Maurice.Clerc@WriteMe.com 1998/04/29

Algebraic view

The basic simplified dynamic system is defined by
 
Equ. 1

where .

Let  be the current point in , and  the matrix of the system. So we have  and, more generally, 

So the system is completely defined by M.

The eigenvalues of M are:
 
Equ. 2

We see immediately that the value j=4 is special. We will see below what it means.

For j # 4 we can define a matrix A so that 

(if j =4, A-1 doesnít exist).

For example, from the canonical form  we find

In order to have simpler formulas, we can multiply by 2j, to produce a matrix A:




So if we define  we can now write

that is to say we have, finally, 

But L is a diagonal matrix, so we have simply 

In particular, we have a cyclic behavior if and only if  (or, more generally if ). This just means that we have the system of two equations:

Case j<4

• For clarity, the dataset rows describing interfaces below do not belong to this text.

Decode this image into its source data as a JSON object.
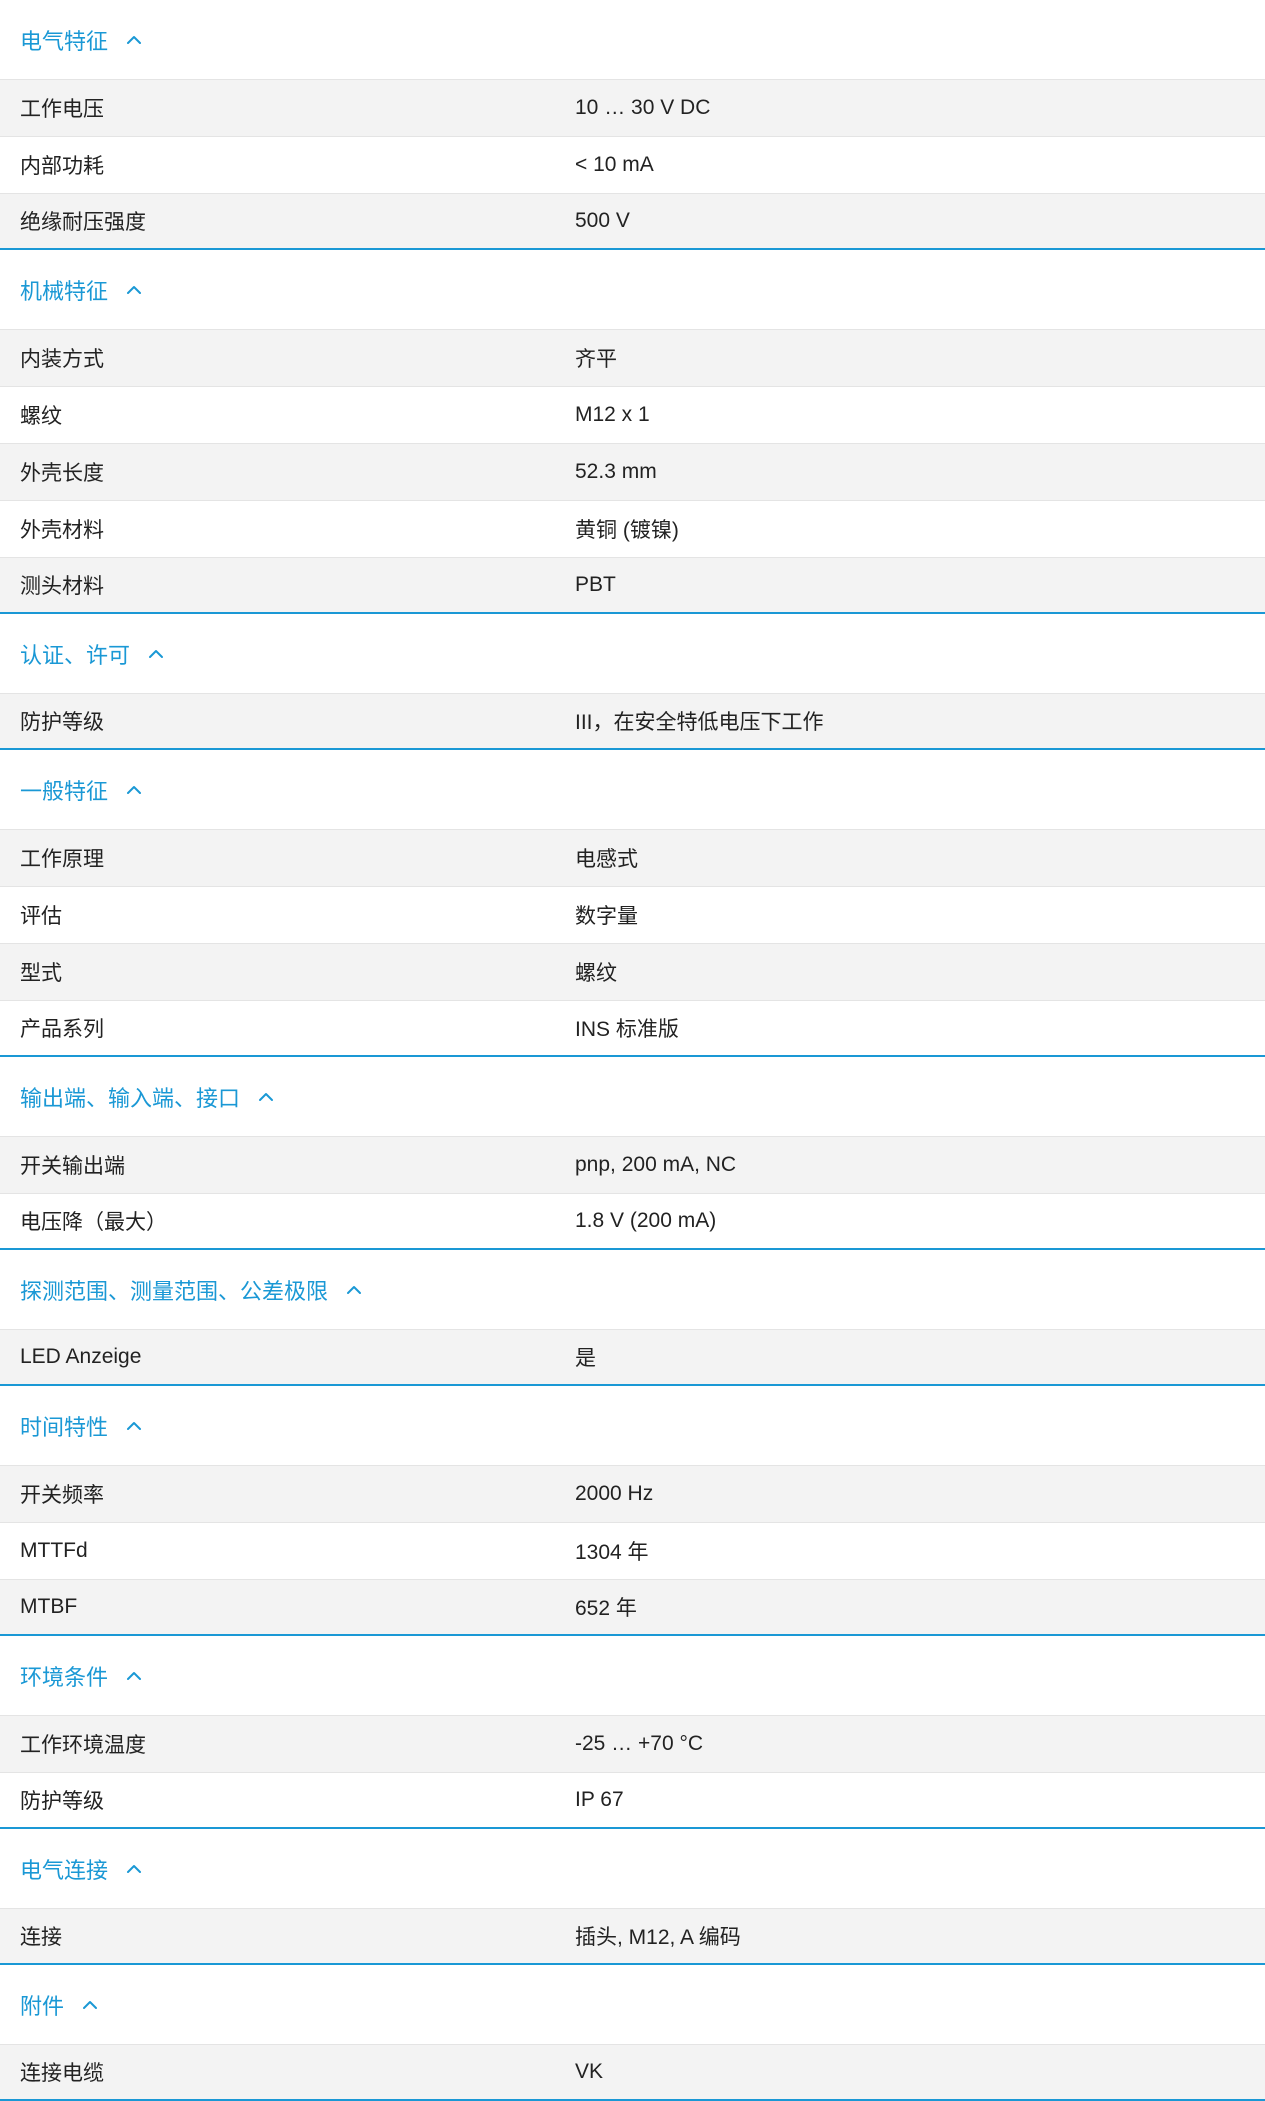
{
  "accent_color": "#1a98d5",
  "chevron_icon": "chevron-up-icon",
  "sections": [
    {
      "title": "电气特征",
      "rows": [
        {
          "label": "工作电压",
          "value": "10 … 30 V DC"
        },
        {
          "label": "内部功耗",
          "value": "< 10 mA"
        },
        {
          "label": "绝缘耐压强度",
          "value": "500 V"
        }
      ]
    },
    {
      "title": "机械特征",
      "rows": [
        {
          "label": "内装方式",
          "value": "齐平"
        },
        {
          "label": "螺纹",
          "value": "M12 x 1"
        },
        {
          "label": "外壳长度",
          "value": "52.3 mm"
        },
        {
          "label": "外壳材料",
          "value": "黄铜 (镀镍)"
        },
        {
          "label": "测头材料",
          "value": "PBT"
        }
      ]
    },
    {
      "title": "认证、许可",
      "rows": [
        {
          "label": "防护等级",
          "value": "III，在安全特低电压下工作"
        }
      ]
    },
    {
      "title": "一般特征",
      "rows": [
        {
          "label": "工作原理",
          "value": "电感式"
        },
        {
          "label": "评估",
          "value": "数字量"
        },
        {
          "label": "型式",
          "value": "螺纹"
        },
        {
          "label": "产品系列",
          "value": "INS 标准版"
        }
      ]
    },
    {
      "title": "输出端、输入端、接口",
      "rows": [
        {
          "label": "开关输出端",
          "value": "pnp, 200 mA, NC"
        },
        {
          "label": "电压降（最大）",
          "value": "1.8 V (200 mA)"
        }
      ]
    },
    {
      "title": "探测范围、测量范围、公差极限",
      "rows": [
        {
          "label": "LED Anzeige",
          "value": "是"
        }
      ]
    },
    {
      "title": "时间特性",
      "rows": [
        {
          "label": "开关频率",
          "value": "2000 Hz"
        },
        {
          "label": "MTTFd",
          "value": "1304 年"
        },
        {
          "label": "MTBF",
          "value": "652 年"
        }
      ]
    },
    {
      "title": "环境条件",
      "rows": [
        {
          "label": "工作环境温度",
          "value": "-25 … +70 °C"
        },
        {
          "label": "防护等级",
          "value": "IP 67"
        }
      ]
    },
    {
      "title": "电气连接",
      "rows": [
        {
          "label": "连接",
          "value": "插头, M12, A 编码"
        }
      ]
    },
    {
      "title": "附件",
      "rows": [
        {
          "label": "连接电缆",
          "value": "VK"
        }
      ]
    }
  ]
}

For j<4, the eigenvalues are complex, and there is always at least one (real) solution for j.

More precisely we can write

with  and 

and then

and cycles are given by any q so that 

So for each t, the solutions for j are given by

Table 1 gives some nontrivial values of j for which the system is cyclic.
 
j
size of the cycle
3
3 (see Figure 1)
4
5 (see Figure 2 and Figure 3)
1, 3
6,3
1, 2, 3, 
6, 4, 3, 12

For any other value, the system is just quasi-cyclic (see Figure 4).

We can be a little bit more precise. Below,  is the 2-norm (the Euclidean one for a vector).

We have here

For example, for v0=0 and y0=1, we have

Figure 1. 3-cycle.




Figure 2. Non convex 5-cycle.




Figure 3. Convex 5-cycle.




Figure 4. Quasi-cycle.

Case j>4
 
 

If j>4, then e1 and e2 are real numbers (and ), so we have either

that is to say j=4, not consistent with the hypothesis j>4

So, and this is the point, there is no cyclic behavior for j>4. And, in fact, the distance from the point  to the center (0,0) is strictly increasing with t.
 
 

We have

So

But we can also write

So, finally, is increasing "like".

This result can be used to prevent the "explosion" of the system by defining "constriction" coefficients.

Case j=4

We have here 

In this particular case, the eigenvalues are both equal to -1, and there is just one family of eigenvectors, generated by . So we have .

So, if P0 is an eigenvector, proportional to V (that is to say if ), we just have two "symmetrical" points, for

In the case where P0 is not an eigenvector, we compute directly how  is decreasing and/or increasing. Let us define .

It is easy to see (by recurrence) we have has the following form:

where at,bt,ct are integer numbers so that  for .

Now, letís suppose for a particular t we have . What about  ?

We easily compute .

This quantity is positive if and only if vt is not between (or equal to) the roots 

Now, if we compute  we have, and the roots are. As , it means that  is also positive.

So as soon as  begins to increase, it does so infinitely.

But it can be decreasing, at the beginning. How many times ?

Suppose we have D0 < 0.

It means v0 is between -2y0 and -12y0. For instance in the case y0>0, we can write

, with 

By recurrence, we have then

, with 

Finally, we can write

as long as

that is to say (for t is an integer) as long as

After that, increases.

We can do exactly the same analysis for y0<0. In this case e<0 too, so the formula is the same.

In fact, we can even be more precise. If we define

then we have

That is to say  is decreasing/increasing almost linearly when t is big enough. In particular, even if it begins to decreases, after that it tends to increase almost like .